Players can team up with computer-controlled bots for the game's four campaign settings (each with five areas), play split-screen with friends or hop online. The game is fun on its own, but working with fellow live brains is better.

And better than that is the versus mode, which sets a team of survivors against an opposing foursome of player-controlled Boomers, Hunters, Smokers and Tanks. (Witches remain computer-controlled.)

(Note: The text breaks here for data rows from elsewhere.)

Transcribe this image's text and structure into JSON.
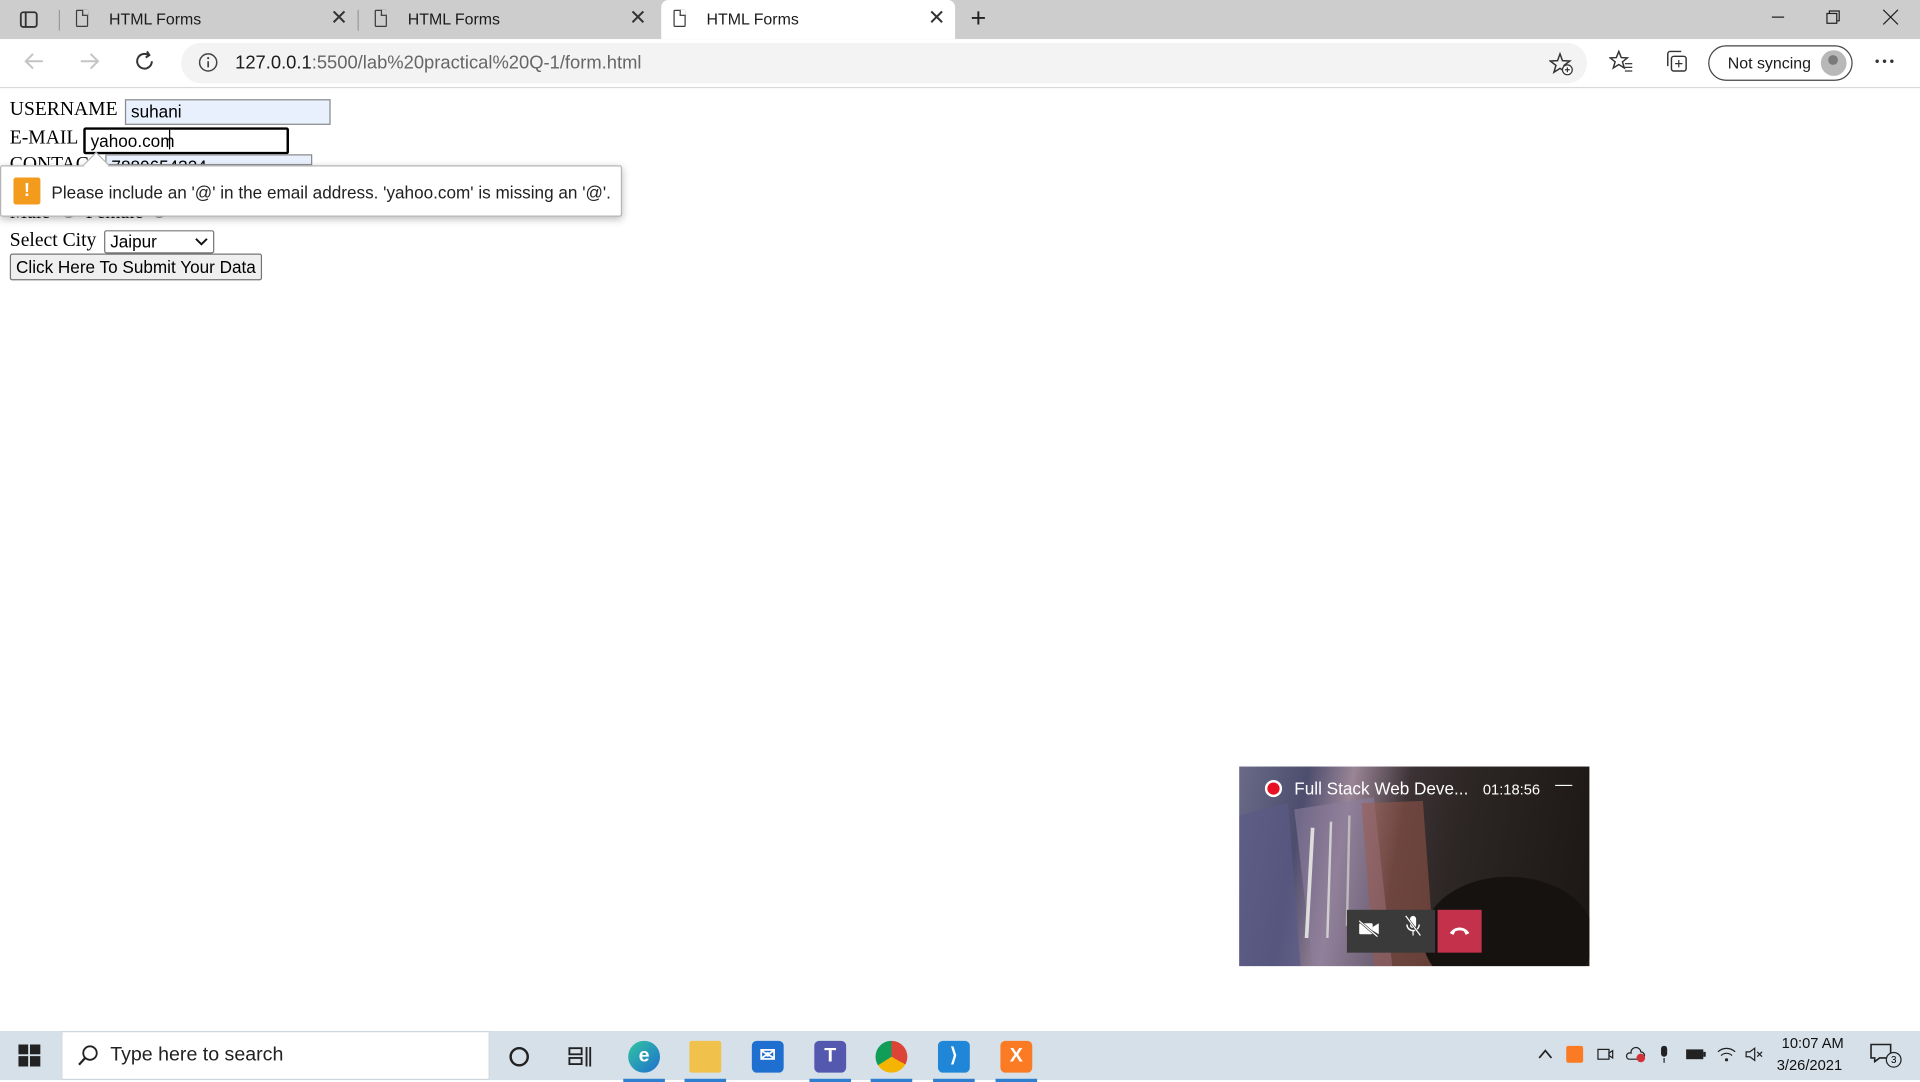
{
  "browser": {
    "tabs": [
      {
        "title": "HTML Forms",
        "close": "✕"
      },
      {
        "title": "HTML Forms",
        "close": "✕"
      },
      {
        "title": "HTML Forms",
        "close": "✕"
      }
    ],
    "new_tab": "+",
    "url_host": "127.0.0.1",
    "url_rest": ":5500/lab%20practical%20Q-1/form.html",
    "sync_label": "Not syncing"
  },
  "form": {
    "username_label": "USERNAME",
    "username_value": "suhani",
    "email_label": "E-MAIL",
    "email_value": "yahoo.com",
    "contact_label": "CONTAC",
    "contact_value": "7880654324",
    "gender_male": "Male",
    "gender_female": "Female",
    "city_label": "Select City",
    "city_value": "Jaipur",
    "submit_label": "Click Here To Submit Your Data",
    "validation_message": "Please include an '@' in the email address. 'yahoo.com' is missing an '@'."
  },
  "video_call": {
    "title": "Full Stack Web Deve...",
    "time": "01:18:56",
    "minimize": "—"
  },
  "taskbar": {
    "search_placeholder": "Type here to search",
    "clock_time": "10:07 AM",
    "clock_date": "3/26/2021",
    "notification_count": "3"
  },
  "colors": {
    "tab_strip": "#cdcdcd",
    "warning": "#f29b1d",
    "end_call": "#c4314b",
    "taskbar": "#d5e0e8"
  }
}
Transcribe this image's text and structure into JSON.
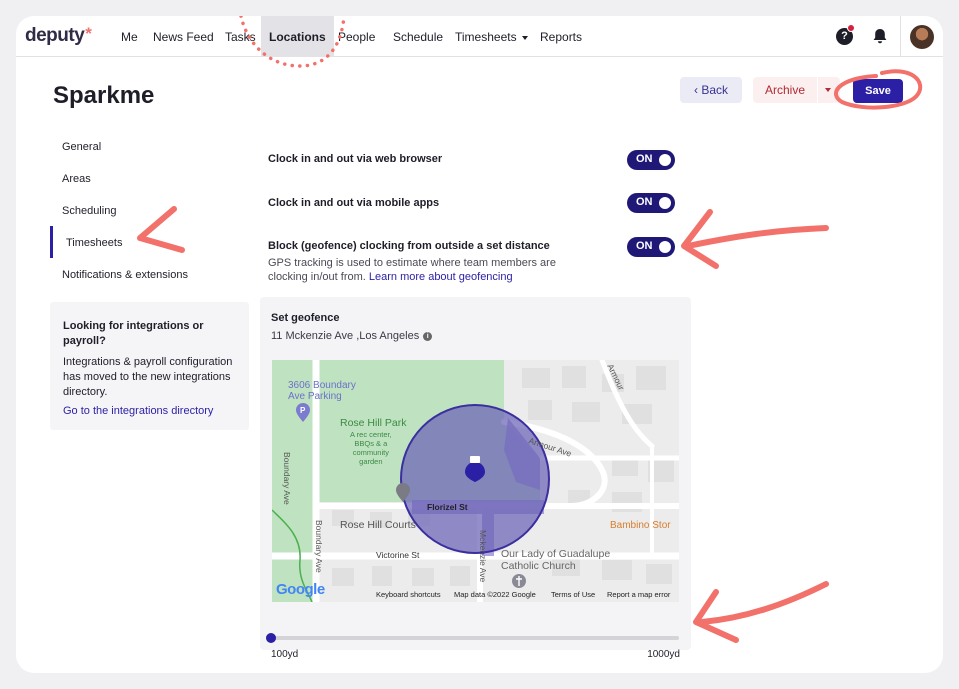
{
  "brand": {
    "logo": "deputy",
    "logo_star": "*"
  },
  "nav": {
    "items": [
      {
        "label": "Me"
      },
      {
        "label": "News Feed"
      },
      {
        "label": "Tasks"
      },
      {
        "label": "Locations",
        "active": true
      },
      {
        "label": "People"
      },
      {
        "label": "Schedule"
      },
      {
        "label": "Timesheets",
        "has_dropdown": true
      },
      {
        "label": "Reports"
      }
    ],
    "help_icon": "?"
  },
  "page": {
    "title": "Sparkme"
  },
  "actions": {
    "back": "Back",
    "archive": "Archive",
    "save": "Save"
  },
  "sidebar": {
    "items": [
      {
        "label": "General"
      },
      {
        "label": "Areas"
      },
      {
        "label": "Scheduling"
      },
      {
        "label": "Timesheets",
        "active": true
      },
      {
        "label": "Notifications & extensions"
      }
    ],
    "promo": {
      "title": "Looking for integrations or payroll?",
      "text": "Integrations & payroll configuration has moved to the new integrations directory.",
      "link": "Go to the integrations directory"
    }
  },
  "settings": [
    {
      "label": "Clock in and out via web browser",
      "toggle": "ON"
    },
    {
      "label": "Clock in and out via mobile apps",
      "toggle": "ON"
    },
    {
      "label": "Block (geofence) clocking from outside a set distance",
      "toggle": "ON",
      "help": "GPS tracking is used to estimate where team members are clocking in/out from.",
      "help_link": "Learn more about geofencing"
    }
  ],
  "geofence": {
    "title": "Set geofence",
    "address": "11 Mckenzie Ave ,Los Angeles",
    "info_icon": "i",
    "slider": {
      "min_label": "100yd",
      "max_label": "1000yd",
      "value_fraction": 0.0
    },
    "map": {
      "labels": {
        "place1": "3606 Boundary",
        "place1b": "Ave Parking",
        "park": "Rose Hill Park",
        "park_desc1": "A rec center,",
        "park_desc2": "BBQs & a",
        "park_desc3": "community",
        "park_desc4": "garden",
        "street_armour_ave": "Armour Ave",
        "street_armour": "Armour",
        "street_boundary1": "Boundary Ave",
        "street_boundary2": "Boundary Ave",
        "street_florizel": "Florizel St",
        "courts": "Rose Hill Courts",
        "street_victorine": "Victorine St",
        "street_mckenzie": "Mckenzie Ave",
        "church1": "Our Lady of Guadalupe",
        "church2": "Catholic Church",
        "bambino": "Bambino Stor"
      },
      "google": "Google",
      "footer": {
        "shortcuts": "Keyboard shortcuts",
        "mapdata": "Map data ©2022 Google",
        "terms": "Terms of Use",
        "report": "Report a map error"
      }
    }
  },
  "colors": {
    "primary": "#2a1fa5",
    "toggle_on": "#1f1877",
    "annotation": "#f2716a",
    "archive": "#b22a32",
    "geofence_fill": "#6b63b5"
  }
}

This mode offers all the frantic action of the standard multiplayer mode, along with the knowledge that some of those zombies are smart. And playing as the zombies is a blast - they're individually weak but just keep on coming; they can see in the dark and spot survivors through walls; and there's a wicked thrill in snagging a straggler with a Smoker's tongue or pouncing on an unsuspecting human as a Hunter.

After each round, the situation flips, so each team gets to try a level from both sides before moving on to the next.

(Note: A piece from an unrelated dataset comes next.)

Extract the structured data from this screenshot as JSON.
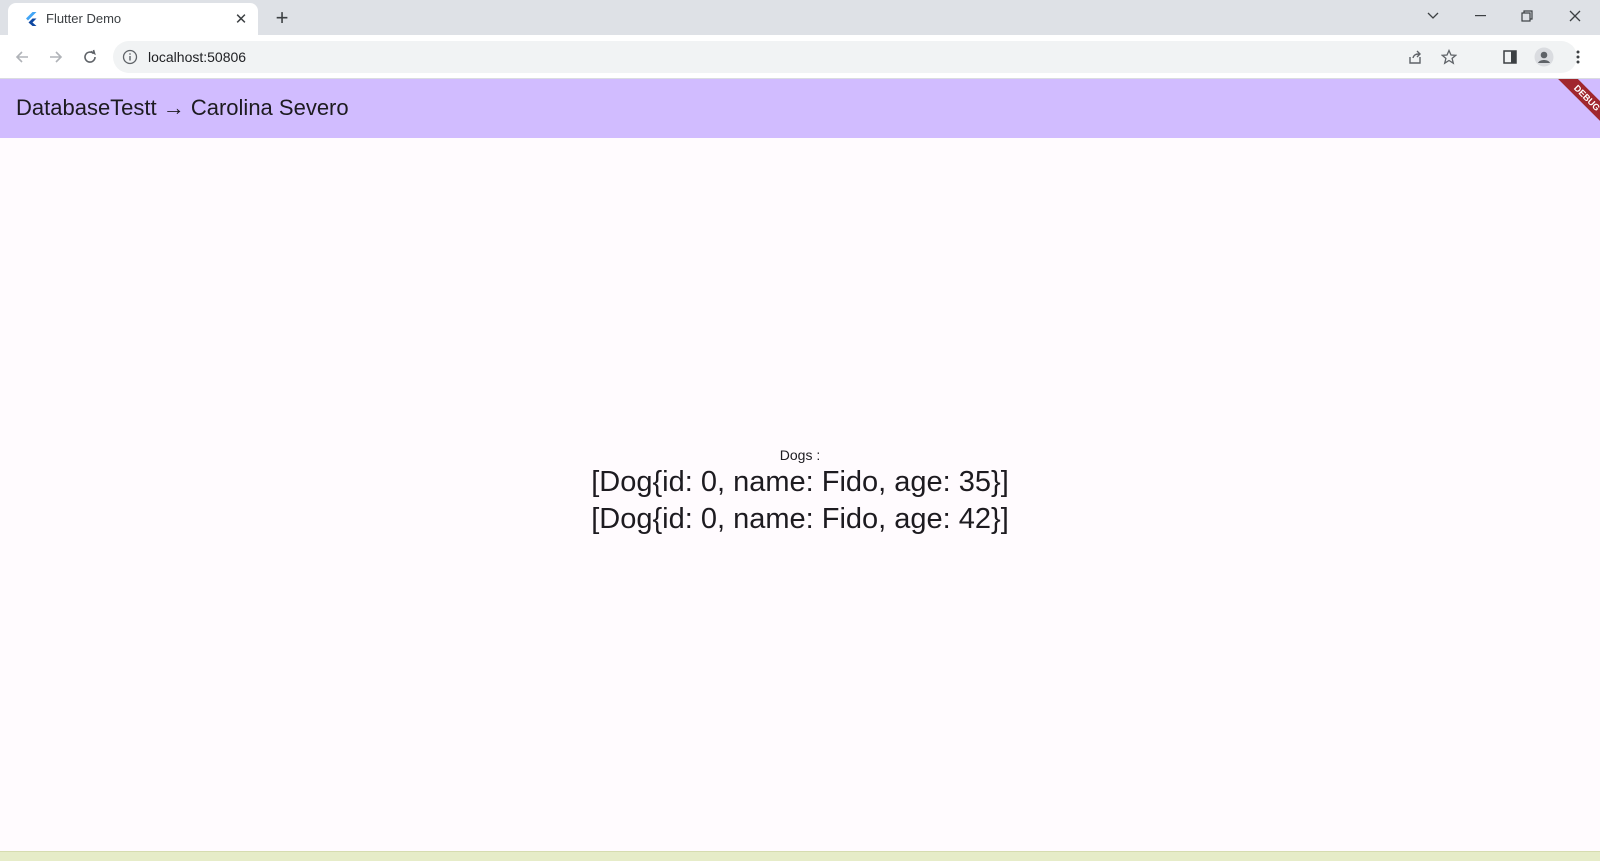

Music


Books


Film


Recent
Music

Dancing in the Street: Our 25 Favorite Motown Singles

Detroit's Motown Records will forever be important as both a hit factory and an African American-owned label that achieved massive mainstream success and influence. We select our 25 favorite singles from the "Sound of Young America".

Music

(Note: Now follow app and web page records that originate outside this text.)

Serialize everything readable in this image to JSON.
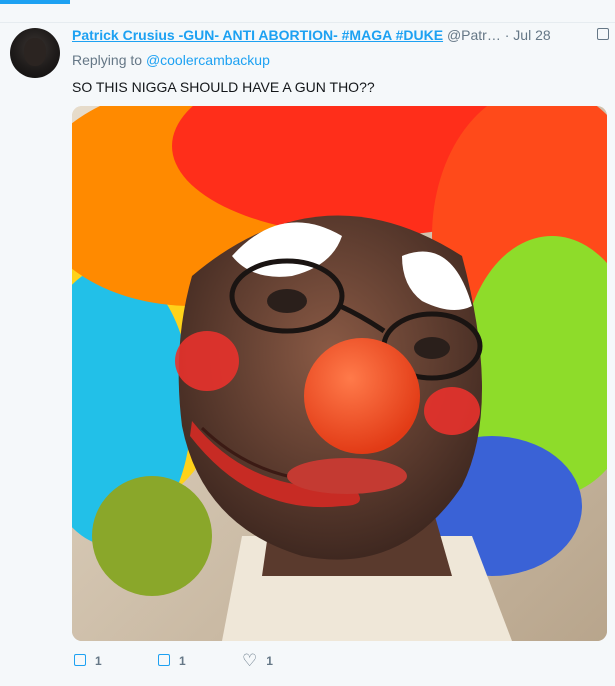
{
  "top_strip": {
    "ghost_text": "                               "
  },
  "tweet": {
    "author_name": "Patrick Crusius -GUN- ANTI ABORTION- #MAGA #DUKE",
    "author_handle": "@Patr…",
    "separator": "·",
    "date": "Jul 28",
    "replying_prefix": "Replying to ",
    "replying_to": "@coolercambackup",
    "text": "SO THIS NIGGA SHOULD HAVE A GUN THO??",
    "icons": {
      "avatar": "user-avatar",
      "caret": "checkbox-icon",
      "reply": "reply-icon",
      "retweet": "retweet-icon",
      "like": "heart-icon"
    },
    "actions": {
      "reply_count": "1",
      "retweet_count": "1",
      "like_count": "1"
    }
  },
  "colors": {
    "link": "#1da1f2",
    "muted": "#657786",
    "background": "#f5f8fa"
  }
}
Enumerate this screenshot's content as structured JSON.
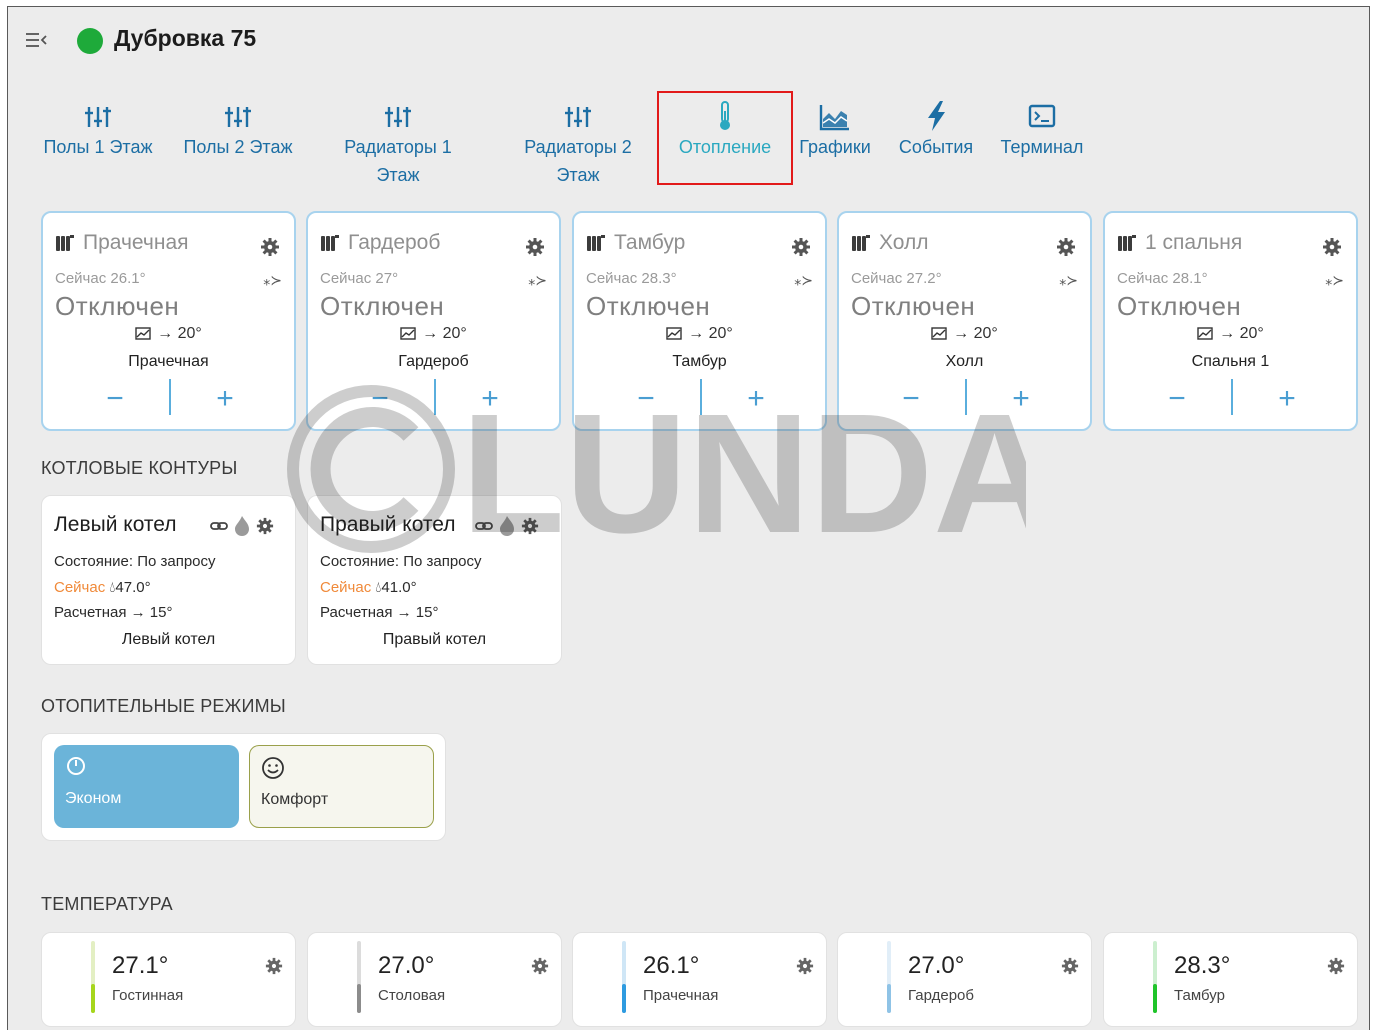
{
  "header": {
    "title": "Дубровка 75",
    "status_color": "#1eaa3a"
  },
  "nav": [
    {
      "label": "Полы 1 Этаж",
      "icon": "sliders-icon"
    },
    {
      "label": "Полы 2 Этаж",
      "icon": "sliders-icon"
    },
    {
      "label": "Радиаторы 1 Этаж",
      "icon": "sliders-icon"
    },
    {
      "label": "Радиаторы 2 Этаж",
      "icon": "sliders-icon"
    },
    {
      "label": "Отопление",
      "icon": "thermometer-icon",
      "active": true
    },
    {
      "label": "Графики",
      "icon": "area-chart-icon"
    },
    {
      "label": "События",
      "icon": "lightning-icon"
    },
    {
      "label": "Терминал",
      "icon": "terminal-icon"
    }
  ],
  "rooms": [
    {
      "title": "Прачечная",
      "now": "Сейчас 26.1°",
      "state": "Отключен",
      "target": "→ 20°",
      "name": "Прачечная"
    },
    {
      "title": "Гардероб",
      "now": "Сейчас 27°",
      "state": "Отключен",
      "target": "→ 20°",
      "name": "Гардероб"
    },
    {
      "title": "Тамбур",
      "now": "Сейчас 28.3°",
      "state": "Отключен",
      "target": "→ 20°",
      "name": "Тамбур"
    },
    {
      "title": "Холл",
      "now": "Сейчас 27.2°",
      "state": "Отключен",
      "target": "→ 20°",
      "name": "Холл"
    },
    {
      "title": "1 спальня",
      "now": "Сейчас 28.1°",
      "state": "Отключен",
      "target": "→ 20°",
      "name": "Спальня 1"
    }
  ],
  "room_controls": {
    "minus": "−",
    "plus": "+"
  },
  "sections": {
    "boilers": "КОТЛОВЫЕ КОНТУРЫ",
    "modes": "ОТОПИТЕЛЬНЫЕ РЕЖИМЫ",
    "temperature": "ТЕМПЕРАТУРА"
  },
  "boilers": [
    {
      "title": "Левый котел",
      "state_label": "Состояние:",
      "state_value": "По запросу",
      "now_label": "Сейчас",
      "now_value": "47.0°",
      "calc_label": "Расчетная",
      "calc_value": "→ 15°",
      "footer": "Левый котел"
    },
    {
      "title": "Правый котел",
      "state_label": "Состояние:",
      "state_value": "По запросу",
      "now_label": "Сейчас",
      "now_value": "41.0°",
      "calc_label": "Расчетная",
      "calc_value": "→ 15°",
      "footer": "Правый котел"
    }
  ],
  "modes": [
    {
      "label": "Эконом",
      "icon": "power-icon",
      "selected": true
    },
    {
      "label": "Комфорт",
      "icon": "smile-icon",
      "selected": false
    }
  ],
  "temperatures": [
    {
      "value": "27.1°",
      "name": "Гостинная",
      "color": "#a6d61c",
      "level": 0.4
    },
    {
      "value": "27.0°",
      "name": "Столовая",
      "color": "#8c8c8c",
      "level": 0.4
    },
    {
      "value": "26.1°",
      "name": "Прачечная",
      "color": "#2e9be0",
      "level": 0.4
    },
    {
      "value": "27.0°",
      "name": "Гардероб",
      "color": "#8fc3e6",
      "level": 0.4
    },
    {
      "value": "28.3°",
      "name": "Тамбур",
      "color": "#1fc42a",
      "level": 0.4
    }
  ],
  "watermark": {
    "text": "LUNDA"
  }
}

The Durutti Column's 'Vini Reilly' Is the Post-Punk's Band's Definitive Statement

Mancunian guitarist/texturalist Vini Reilly parlayed the momentum from his famous Morrissey collaboration into an essential, definitive statement for the Durutti Column.

Love in the Time of Coronavirus

What Will Come? COVID-19 and the Politics of Economic Depression

The financial crash of 2008-2010 reemphasized that traumatic economic shifts drive political change, so what might we imagine — or fear — will emerge from the COVID-19 depression?

Music

Datura4 Take Us Down the "West Coast Highway Cosmic" (premiere)

Australia's Datura4 deliver a highway anthem for a new generation with "West Coast Highway Cosmic". Take a trip without leaving the couch.

Music

Teddy Thompson Sings About Love on 'Heartbreaker Please'

Teddy Thompson's Heartbreaker Please raises one's spirits by accepting the end as a new beginning. He's re-joining the world and out looking for love.

Love in the Time of Coronavirus

Little Protests Everywhere

Wherever you are, let's invite our neighbors not to look away from police violence against African Americans and others. Let's encourage them not to forget about George Floyd and so many before him.

Music

Carey Mercer's New Band Soft Plastics Score Big with Debut '5 Dreams'

Two years after Frog Eyes dissolved, Carey Mercer is back with a new band, Soft Plastics. 5 Dreams and Mercer's surreal sense of incongruity should be welcomed with open arms and open ears.

Music

Sondre Lerche Rewards 'Patience' with Clever and Sophisticated Indie Pop

Patience joins its predecessors, Please and Pleasure, to form a loose trilogy that stands as the finest work of Sondre Lerche's career.

Film

Ruben Fleischer's 'Venom' Has No Bite

Ruben Fleischer's toothless antihero film, Venom is like a blockbuster from 15 years earlier: one-dimensional, loose plot, inconsistent tone, and packaged in the least-offensive, most mass appeal way possible. Sigh.

Books

Cordelia Strube's 'Misconduct of the Heart' Palpitates with Dysfunction

Cordelia Strube's 11th novel, Misconduct of the Heart, depicts trauma survivors in a form that's compelling but difficult to digest.

Music

Reaching For the Vibe: Sonic Boom Fears for the Planet on 'All Things Being Equal'

Sonic Boom is Peter Kember, a veteran of 1980s indie space rockers Spacemen 3, as well as Spectrum, E.A.R., and a whole bunch of other fascinating stuff. On his first solo album in 30 years, he urges us all to take our foot off the gas pedal.

Film

Old British Films, Boring? Pshaw!

The passage of time tends to make old films more interesting, such as these seven films of the late '40s and '50s from British directors John Boulting, Carol Reed, David Lean, Anthony Kimmins, Charles Frend, Guy Hamilton, and Leslie Norman.

Reviews
Collapse Expand Reviews

Features
Collapse Expand Features
PM Picks
Collapse Expand Pm Picks

© 1999-2020 PopMatters.com. All rights reserved.
PopMatters is wholly independent, women-owned and operated.